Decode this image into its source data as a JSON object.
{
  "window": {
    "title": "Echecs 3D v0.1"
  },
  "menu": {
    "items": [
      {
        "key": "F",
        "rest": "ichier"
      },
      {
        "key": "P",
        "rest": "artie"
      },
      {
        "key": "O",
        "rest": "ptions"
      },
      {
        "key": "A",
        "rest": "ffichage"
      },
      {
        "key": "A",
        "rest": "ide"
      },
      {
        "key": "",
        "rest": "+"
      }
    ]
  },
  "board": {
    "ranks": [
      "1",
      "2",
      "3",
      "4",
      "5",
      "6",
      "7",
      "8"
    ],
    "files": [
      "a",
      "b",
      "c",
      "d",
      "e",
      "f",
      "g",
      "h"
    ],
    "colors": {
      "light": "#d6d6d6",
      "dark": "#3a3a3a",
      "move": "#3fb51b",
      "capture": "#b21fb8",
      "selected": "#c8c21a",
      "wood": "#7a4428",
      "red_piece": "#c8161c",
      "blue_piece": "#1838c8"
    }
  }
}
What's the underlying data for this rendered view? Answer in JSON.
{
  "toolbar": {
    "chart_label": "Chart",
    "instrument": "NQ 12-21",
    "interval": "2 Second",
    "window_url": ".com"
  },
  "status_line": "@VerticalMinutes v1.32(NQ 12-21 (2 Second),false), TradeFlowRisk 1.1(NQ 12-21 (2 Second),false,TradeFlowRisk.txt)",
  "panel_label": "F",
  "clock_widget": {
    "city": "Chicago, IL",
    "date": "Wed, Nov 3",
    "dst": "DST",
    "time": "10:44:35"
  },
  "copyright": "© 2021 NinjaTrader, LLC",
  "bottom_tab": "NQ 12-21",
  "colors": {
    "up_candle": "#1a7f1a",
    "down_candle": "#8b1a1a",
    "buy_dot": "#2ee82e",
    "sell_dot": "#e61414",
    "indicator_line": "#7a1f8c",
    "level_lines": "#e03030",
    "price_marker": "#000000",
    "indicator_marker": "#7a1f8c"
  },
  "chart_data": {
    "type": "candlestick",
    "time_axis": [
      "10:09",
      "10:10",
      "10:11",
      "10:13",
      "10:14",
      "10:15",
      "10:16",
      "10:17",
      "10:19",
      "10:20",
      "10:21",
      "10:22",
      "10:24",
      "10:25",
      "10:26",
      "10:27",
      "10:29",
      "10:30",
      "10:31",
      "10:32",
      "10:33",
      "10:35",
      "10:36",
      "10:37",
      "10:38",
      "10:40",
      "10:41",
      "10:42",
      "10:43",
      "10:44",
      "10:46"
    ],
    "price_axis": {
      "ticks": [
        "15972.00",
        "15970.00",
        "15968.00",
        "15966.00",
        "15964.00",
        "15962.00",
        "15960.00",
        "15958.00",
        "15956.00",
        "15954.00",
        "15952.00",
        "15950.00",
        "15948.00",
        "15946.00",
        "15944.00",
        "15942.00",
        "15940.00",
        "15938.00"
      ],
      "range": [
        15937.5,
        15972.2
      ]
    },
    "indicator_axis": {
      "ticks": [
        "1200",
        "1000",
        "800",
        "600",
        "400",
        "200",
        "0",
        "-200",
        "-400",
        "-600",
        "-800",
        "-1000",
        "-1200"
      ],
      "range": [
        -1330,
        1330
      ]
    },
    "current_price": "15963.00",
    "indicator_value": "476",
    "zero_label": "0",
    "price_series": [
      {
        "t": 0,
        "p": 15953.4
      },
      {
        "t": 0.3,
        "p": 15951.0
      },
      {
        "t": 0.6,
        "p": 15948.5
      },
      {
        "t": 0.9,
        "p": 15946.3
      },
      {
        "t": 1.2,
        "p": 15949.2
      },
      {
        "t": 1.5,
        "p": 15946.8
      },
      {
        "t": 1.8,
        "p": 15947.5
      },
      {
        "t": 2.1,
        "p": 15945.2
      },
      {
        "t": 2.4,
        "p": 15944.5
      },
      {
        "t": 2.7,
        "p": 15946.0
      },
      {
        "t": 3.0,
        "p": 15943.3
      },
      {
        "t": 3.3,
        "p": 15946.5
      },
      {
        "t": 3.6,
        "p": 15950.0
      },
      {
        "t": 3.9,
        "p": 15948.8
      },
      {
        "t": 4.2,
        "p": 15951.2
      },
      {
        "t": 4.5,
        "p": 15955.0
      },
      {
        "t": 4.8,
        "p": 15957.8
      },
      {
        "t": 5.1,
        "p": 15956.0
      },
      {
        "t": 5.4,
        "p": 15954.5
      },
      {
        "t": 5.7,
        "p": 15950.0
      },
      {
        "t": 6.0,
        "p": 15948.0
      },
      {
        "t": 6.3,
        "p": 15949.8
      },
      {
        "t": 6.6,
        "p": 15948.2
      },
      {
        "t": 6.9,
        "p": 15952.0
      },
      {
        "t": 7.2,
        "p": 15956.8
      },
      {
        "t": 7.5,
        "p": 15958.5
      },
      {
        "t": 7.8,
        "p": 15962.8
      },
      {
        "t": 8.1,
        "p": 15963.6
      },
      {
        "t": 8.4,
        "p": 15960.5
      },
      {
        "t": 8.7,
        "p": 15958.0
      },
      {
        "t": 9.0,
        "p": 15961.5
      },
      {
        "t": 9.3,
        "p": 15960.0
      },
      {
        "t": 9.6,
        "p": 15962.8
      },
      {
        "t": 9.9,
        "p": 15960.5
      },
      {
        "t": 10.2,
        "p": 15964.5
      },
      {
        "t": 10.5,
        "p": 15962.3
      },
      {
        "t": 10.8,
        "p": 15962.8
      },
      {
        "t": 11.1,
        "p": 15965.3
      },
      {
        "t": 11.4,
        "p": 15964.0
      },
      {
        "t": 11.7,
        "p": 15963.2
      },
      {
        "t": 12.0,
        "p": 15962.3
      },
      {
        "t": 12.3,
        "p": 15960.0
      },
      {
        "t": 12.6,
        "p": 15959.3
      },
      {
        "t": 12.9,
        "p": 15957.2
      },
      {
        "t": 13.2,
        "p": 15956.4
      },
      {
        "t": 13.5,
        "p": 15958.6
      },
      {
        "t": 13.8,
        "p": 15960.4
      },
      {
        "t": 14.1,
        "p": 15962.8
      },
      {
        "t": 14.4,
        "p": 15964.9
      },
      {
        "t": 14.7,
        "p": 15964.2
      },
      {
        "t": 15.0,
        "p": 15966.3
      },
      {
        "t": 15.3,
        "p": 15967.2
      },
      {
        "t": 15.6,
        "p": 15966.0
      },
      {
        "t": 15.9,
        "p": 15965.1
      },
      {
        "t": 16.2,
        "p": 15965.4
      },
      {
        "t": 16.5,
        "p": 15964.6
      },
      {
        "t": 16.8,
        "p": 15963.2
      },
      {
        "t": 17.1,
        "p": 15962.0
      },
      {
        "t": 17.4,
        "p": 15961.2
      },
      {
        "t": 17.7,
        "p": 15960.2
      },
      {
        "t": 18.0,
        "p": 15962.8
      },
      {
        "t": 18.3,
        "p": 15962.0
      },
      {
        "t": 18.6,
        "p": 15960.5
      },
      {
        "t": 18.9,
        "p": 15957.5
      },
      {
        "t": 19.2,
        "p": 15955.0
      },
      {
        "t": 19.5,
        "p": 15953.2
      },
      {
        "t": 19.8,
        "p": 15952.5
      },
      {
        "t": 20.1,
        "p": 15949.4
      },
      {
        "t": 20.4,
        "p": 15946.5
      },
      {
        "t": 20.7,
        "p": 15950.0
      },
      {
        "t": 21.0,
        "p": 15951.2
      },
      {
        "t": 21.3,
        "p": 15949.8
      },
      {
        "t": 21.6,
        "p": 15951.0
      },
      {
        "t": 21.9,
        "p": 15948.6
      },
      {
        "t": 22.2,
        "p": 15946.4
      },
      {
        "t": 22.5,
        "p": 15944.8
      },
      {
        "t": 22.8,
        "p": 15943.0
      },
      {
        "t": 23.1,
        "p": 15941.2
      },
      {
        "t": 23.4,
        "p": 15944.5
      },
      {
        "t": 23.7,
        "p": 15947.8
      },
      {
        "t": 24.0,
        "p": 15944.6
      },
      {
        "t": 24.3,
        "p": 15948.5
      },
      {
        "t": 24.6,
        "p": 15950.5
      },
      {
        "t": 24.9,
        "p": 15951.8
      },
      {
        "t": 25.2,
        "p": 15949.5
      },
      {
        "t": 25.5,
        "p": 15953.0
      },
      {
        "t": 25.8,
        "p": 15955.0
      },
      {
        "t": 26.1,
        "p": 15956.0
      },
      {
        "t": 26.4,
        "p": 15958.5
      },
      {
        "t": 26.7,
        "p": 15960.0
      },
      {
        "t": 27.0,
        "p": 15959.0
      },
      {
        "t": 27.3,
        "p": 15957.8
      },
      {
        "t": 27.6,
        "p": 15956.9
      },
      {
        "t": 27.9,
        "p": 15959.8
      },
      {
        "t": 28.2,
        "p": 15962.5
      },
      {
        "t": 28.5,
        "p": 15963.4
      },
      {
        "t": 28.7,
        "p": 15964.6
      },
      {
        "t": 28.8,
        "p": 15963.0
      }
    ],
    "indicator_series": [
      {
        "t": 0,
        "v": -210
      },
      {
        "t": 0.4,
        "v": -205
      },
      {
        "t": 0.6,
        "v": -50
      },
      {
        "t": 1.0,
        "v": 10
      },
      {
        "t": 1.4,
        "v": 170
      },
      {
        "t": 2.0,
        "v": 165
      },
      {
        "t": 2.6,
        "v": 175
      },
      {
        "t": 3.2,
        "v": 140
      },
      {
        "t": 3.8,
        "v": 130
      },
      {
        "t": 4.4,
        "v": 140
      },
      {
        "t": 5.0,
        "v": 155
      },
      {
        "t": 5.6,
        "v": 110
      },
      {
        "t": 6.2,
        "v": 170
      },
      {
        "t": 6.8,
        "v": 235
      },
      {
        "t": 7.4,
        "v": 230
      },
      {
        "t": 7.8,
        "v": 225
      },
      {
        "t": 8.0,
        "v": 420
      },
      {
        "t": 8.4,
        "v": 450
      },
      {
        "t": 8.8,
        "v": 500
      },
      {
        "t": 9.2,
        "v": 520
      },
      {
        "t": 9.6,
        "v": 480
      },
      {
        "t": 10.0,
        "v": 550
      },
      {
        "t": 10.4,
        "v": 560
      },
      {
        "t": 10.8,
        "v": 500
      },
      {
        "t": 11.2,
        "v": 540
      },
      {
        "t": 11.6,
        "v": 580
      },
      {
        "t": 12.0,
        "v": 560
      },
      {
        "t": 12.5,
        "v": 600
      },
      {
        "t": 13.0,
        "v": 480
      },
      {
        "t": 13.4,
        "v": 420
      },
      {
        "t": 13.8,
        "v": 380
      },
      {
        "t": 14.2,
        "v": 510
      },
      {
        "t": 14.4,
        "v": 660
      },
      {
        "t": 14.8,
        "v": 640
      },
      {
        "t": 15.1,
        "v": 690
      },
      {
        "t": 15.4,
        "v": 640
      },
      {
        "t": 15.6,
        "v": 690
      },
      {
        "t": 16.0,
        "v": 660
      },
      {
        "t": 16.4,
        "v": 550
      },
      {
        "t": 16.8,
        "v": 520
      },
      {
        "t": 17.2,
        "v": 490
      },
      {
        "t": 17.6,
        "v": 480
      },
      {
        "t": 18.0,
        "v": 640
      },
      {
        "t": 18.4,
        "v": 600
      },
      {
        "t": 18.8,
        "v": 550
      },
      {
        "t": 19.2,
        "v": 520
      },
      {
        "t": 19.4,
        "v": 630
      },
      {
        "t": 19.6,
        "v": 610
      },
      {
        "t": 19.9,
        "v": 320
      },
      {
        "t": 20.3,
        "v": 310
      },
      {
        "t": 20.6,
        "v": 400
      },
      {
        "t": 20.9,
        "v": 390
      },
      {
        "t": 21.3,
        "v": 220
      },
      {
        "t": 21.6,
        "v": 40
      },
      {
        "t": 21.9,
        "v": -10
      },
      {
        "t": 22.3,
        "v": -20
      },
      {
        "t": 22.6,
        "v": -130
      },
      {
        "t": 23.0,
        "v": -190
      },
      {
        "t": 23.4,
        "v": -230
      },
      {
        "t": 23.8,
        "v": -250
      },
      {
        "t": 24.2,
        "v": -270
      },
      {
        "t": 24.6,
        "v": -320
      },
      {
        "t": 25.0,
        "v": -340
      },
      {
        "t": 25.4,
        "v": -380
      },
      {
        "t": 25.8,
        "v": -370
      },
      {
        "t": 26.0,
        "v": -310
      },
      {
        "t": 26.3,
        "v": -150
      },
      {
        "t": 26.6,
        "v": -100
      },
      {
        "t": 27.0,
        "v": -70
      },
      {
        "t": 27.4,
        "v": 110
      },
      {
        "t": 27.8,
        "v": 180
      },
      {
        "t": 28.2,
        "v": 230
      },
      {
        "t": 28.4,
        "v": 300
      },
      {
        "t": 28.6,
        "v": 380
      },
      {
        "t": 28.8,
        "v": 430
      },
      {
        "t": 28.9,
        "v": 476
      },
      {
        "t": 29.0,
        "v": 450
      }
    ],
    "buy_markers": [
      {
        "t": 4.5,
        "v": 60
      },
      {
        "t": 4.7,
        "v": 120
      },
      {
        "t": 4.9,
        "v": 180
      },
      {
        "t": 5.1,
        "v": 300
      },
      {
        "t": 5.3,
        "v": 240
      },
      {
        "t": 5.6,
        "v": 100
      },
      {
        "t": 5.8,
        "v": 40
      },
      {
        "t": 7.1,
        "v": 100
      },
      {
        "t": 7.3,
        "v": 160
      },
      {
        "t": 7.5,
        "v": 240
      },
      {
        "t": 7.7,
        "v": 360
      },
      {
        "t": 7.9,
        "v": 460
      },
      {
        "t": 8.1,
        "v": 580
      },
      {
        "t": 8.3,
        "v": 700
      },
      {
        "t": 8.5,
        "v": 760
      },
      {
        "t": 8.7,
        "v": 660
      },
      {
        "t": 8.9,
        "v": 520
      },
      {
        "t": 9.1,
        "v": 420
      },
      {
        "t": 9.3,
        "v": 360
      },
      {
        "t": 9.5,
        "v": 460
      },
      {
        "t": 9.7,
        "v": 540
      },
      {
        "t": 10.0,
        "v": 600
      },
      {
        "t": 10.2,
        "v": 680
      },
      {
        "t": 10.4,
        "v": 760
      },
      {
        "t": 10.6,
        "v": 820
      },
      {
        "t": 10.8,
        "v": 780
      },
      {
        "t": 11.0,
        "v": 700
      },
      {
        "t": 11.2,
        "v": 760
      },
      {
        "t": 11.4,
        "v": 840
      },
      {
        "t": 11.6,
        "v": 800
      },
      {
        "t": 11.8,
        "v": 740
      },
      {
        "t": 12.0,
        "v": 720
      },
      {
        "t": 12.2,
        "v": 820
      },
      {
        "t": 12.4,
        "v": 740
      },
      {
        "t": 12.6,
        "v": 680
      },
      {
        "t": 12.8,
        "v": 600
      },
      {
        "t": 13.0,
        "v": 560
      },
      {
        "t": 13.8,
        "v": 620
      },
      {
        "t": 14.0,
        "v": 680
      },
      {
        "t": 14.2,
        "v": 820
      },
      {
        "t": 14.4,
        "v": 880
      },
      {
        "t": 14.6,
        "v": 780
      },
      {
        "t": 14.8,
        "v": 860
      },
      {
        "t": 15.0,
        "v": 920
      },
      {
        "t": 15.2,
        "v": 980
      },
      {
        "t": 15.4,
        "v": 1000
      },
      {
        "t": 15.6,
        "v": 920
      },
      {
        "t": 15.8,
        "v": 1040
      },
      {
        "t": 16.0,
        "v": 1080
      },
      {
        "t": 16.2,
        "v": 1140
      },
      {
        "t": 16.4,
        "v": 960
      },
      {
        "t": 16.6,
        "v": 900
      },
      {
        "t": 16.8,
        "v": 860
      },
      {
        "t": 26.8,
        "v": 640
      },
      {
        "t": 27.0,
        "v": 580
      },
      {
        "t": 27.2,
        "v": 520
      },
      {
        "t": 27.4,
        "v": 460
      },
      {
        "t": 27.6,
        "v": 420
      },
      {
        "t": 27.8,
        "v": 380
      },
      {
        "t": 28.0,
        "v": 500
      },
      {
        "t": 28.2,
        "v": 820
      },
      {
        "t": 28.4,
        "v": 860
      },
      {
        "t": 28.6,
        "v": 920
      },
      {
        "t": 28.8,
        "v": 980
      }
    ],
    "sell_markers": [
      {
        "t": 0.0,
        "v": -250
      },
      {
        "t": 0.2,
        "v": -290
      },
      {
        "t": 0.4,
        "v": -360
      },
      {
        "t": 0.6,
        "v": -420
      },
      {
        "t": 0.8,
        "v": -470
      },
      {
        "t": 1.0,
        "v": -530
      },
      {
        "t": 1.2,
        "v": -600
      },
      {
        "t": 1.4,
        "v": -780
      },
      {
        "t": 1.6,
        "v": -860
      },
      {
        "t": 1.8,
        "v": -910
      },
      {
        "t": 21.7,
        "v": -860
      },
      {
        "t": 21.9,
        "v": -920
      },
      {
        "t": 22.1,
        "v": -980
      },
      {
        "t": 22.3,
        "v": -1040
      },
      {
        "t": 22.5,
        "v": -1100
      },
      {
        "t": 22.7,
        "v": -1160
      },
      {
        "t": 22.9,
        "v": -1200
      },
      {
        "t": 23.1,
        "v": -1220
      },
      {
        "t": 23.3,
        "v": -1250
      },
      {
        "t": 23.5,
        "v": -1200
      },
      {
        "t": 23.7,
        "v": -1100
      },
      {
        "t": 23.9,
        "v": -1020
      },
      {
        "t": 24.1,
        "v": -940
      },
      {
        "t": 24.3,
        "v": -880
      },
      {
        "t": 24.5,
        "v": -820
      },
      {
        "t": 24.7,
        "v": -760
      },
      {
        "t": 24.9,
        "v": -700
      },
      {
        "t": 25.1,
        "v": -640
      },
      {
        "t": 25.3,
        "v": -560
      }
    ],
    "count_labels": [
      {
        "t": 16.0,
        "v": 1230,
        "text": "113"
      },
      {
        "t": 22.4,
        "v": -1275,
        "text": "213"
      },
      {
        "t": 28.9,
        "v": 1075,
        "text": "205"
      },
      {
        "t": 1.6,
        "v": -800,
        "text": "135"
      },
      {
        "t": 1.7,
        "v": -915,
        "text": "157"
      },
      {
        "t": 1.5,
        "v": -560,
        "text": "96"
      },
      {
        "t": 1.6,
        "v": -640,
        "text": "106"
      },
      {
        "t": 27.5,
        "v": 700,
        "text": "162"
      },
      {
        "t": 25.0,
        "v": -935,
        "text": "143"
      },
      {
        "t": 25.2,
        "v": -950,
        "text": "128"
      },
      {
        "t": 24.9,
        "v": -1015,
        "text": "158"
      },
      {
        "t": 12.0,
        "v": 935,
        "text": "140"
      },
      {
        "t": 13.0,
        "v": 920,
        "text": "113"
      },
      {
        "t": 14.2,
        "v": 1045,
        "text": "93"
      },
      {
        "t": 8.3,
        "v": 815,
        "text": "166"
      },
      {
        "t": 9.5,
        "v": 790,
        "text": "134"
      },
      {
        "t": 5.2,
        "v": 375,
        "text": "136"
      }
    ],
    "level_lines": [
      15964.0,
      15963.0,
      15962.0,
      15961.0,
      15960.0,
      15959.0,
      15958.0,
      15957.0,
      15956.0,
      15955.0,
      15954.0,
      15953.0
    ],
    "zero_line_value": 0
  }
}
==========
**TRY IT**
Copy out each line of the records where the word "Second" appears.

**REPLY**
    "interval": "2 Second",
  "status_line": "@VerticalMinutes v1.32(NQ 12-21 (2 Second),false), TradeFlowRisk 1.1(NQ 12-21 (2 Second),false,TradeFlowRisk.txt)",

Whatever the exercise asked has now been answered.